Little is actually known about Peru’s Nazca Lines. These Nazca Lines Facts will give you helpful visitor insight and help you piece together some of the unknowns, and you can make up your own mind regarding what’s truth and what’s historical fiction. Many lingering questions remain: What do they represent? Who built them? Were aliens involved?
Discovery of Nazca Lines
In 1930, some people discovered the Nazca Lines when they were crossing the Nazca desert by plane. After that, geologists took deep interest in these lines and tried to find the secret behind the creation of these permanent geoglyphs. Maria Reiche, a German archaeologist and mathematician, dedicated a lot of her research to the region and measured and mapped a majority of the Nazca Lines with meticulous precision.
Who made the Nazca Lines?
Geologists believe that these series of geoglyphs were likely made between 400 and 600 AD. The most popular and reasonable hypothesis is that the lines must have figured in the Nazca people’s religious beliefs, and that they made the designs as offerings to the gods, who would’ve been able to see them from the heavens. Other scientists argue that the lines are evidence of massive looms that the Nazcas used to make textiles.
Location of Nazca Lines
The area of the Peruvian desert in which the Nazca Lines were drawn is called the Pampa Colorada (Red Plain). It is 15 miles wide and runs some 37 miles parallel to the Andes and the Pacific Ocean. The desert is not sandy, but made of dark red surface stones and soil with lighter-colored subsoil beneath. The lines were created by clearing away the darker upper layer to reveal the lighter subsoil. View a Nazca Lines Map.

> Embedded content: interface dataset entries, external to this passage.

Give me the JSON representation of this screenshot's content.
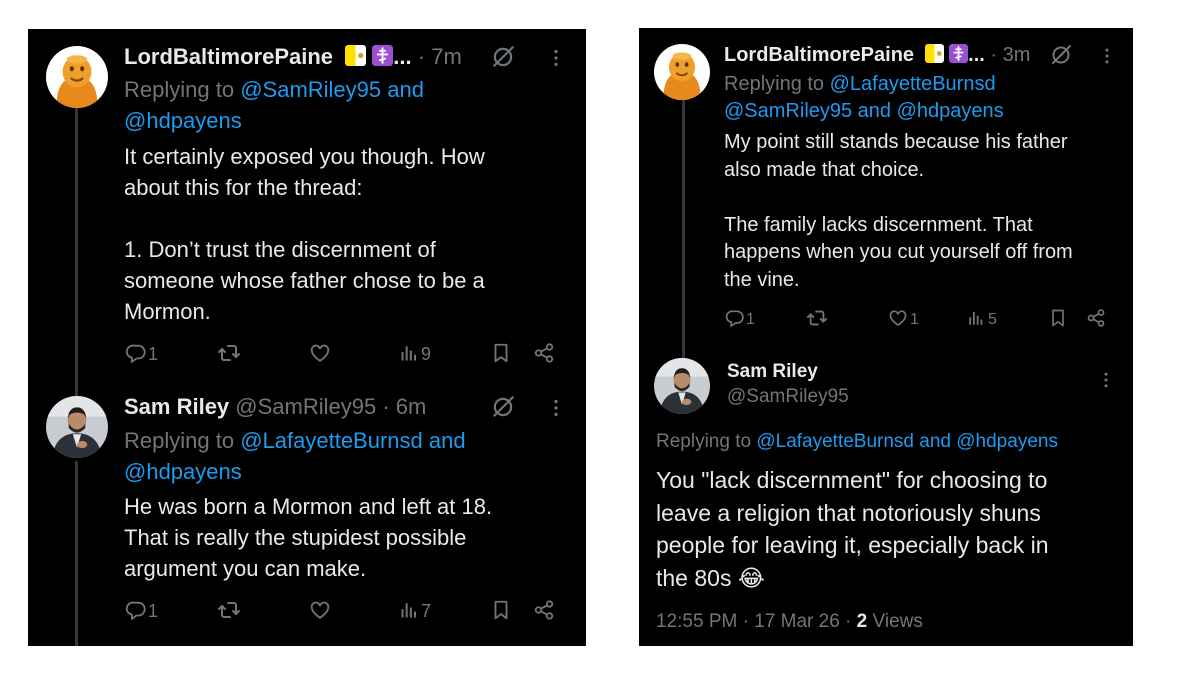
{
  "left_panel": {
    "tweet1": {
      "display_name": "LordBaltimorePaine",
      "name_suffix": "...",
      "time": "· 7m",
      "replying_prefix": "Replying to",
      "replying_line1": "@SamRiley95 and",
      "replying_line2": "@hdpayens",
      "body_lines": [
        "It certainly exposed you though. How",
        "about this for the thread:",
        "",
        "1. Don’t trust the discernment of",
        "someone whose father chose to be a",
        "Mormon."
      ],
      "replies": "1",
      "likes": "",
      "views": "9"
    },
    "tweet2": {
      "display_name": "Sam Riley",
      "handle_time": "@SamRiley95 · 6m",
      "replying_prefix": "Replying to",
      "replying_line1": "@LafayetteBurnsd and",
      "replying_line2": "@hdpayens",
      "body_lines": [
        "He was born a Mormon and left at 18.",
        "That is really the stupidest possible",
        "argument you can make."
      ],
      "replies": "1",
      "views": "7"
    }
  },
  "right_panel": {
    "tweet1": {
      "display_name": "LordBaltimorePaine",
      "name_suffix": "...",
      "time": "· 3m",
      "replying_prefix": "Replying to",
      "replying_line1": "@LafayetteBurnsd",
      "replying_line2": "@SamRiley95 and @hdpayens",
      "body_lines": [
        "My point still stands because his father",
        "also made that choice.",
        "",
        "The family lacks discernment. That",
        "happens when you cut yourself off from",
        "the vine."
      ],
      "replies": "1",
      "likes": "1",
      "views": "5"
    },
    "tweet2": {
      "display_name": "Sam Riley",
      "handle": "@SamRiley95",
      "replying_prefix": "Replying to",
      "replying_mentions": "@LafayetteBurnsd and @hdpayens",
      "body_lines": [
        "You \"lack discernment\" for choosing to",
        "leave a religion that notoriously shuns",
        "people for leaving it, especially back in",
        "the 80s"
      ],
      "emoji": "😂",
      "meta_time": "12:55 PM · 17 Mar 26 ·",
      "meta_views_count": "2",
      "meta_views_label": "Views"
    }
  },
  "colors": {
    "background": "#000000",
    "text": "#e7e9ea",
    "muted": "#71767b",
    "link": "#1d9bf0",
    "thread_line": "#333639"
  },
  "icons": [
    "reply-icon",
    "retweet-icon",
    "like-icon",
    "views-icon",
    "bookmark-icon",
    "share-icon",
    "grok-icon",
    "more-icon",
    "papal-flag-icon",
    "orthodox-cross-icon"
  ]
}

Nazca Line Shapes
There are more than 70 different designs made by these Nazca Lines. Some of the lines span distances of 600 feet (180 meters), and they depict everything from simple designs and shapes to characterizations of plants, insects, and animals.
How have the Nazca Lines remained safe for so many centuries?
It seems incredible that such simply-made drawings have survived for so many hundreds of years, and some have seen a mysterious element to this. But there is also a natural explanation: the surface is made of stone, not sand, and the climate of the area is such that there is practically no erosion. Also, the region’s arid climate sees almost no rain or wind throughout the year.
What to See: The Nazca Lines include straight lines and geometric shapes as well as stylized depictions of animals, humans and plants. The figures include:
- Round-headed, rather friendly-looking human (known as “the astronaut”)
- Another human figure
Whatever the reason for the creation of the Nazca lines in the Peruvian desert, ancient and skilled people collaborated to leave an impressive record for posterity–one that, it is hoped, will remain for future generations.
Interesting Things to Know About the Nazca Lines
Some of the more colorful Nazca Line theories come from Astronomer Robin Edgar.
- Astronomer Robin Edgar presented the theory that the Nazca Lines – particularly the ones that feature animals, fish and humans – were created in order to respond to the “Eye of God” which would be a feasible explanation as during the Nazca line period it coincides with a large amount of solar eclipses that occurred back then over the southern Peru area.
- Robin Edgar believed this as a solar eclipse might resemble the pupil and iris looking down on the people below, therefore it is believed that the lines were created in order for the eye in the sky to view the Nazca Lines.
- The Nazca Lines are featured in the book “Chariots of the Gods” by Erich Von Daniken that discusses his belief that the Nazca Lines were created by aliens and used as landing strips.
- Erich Von Daniken felt that the designs were to complex and covered such a large distance that they could not have been created by humans due to the size of the lines, lack of tools plus they had no ability to view the lines from the air.
Who created the Nazca Lines and for what purpose? What do you believe? Customize your own tour to visit the Nazca Lines.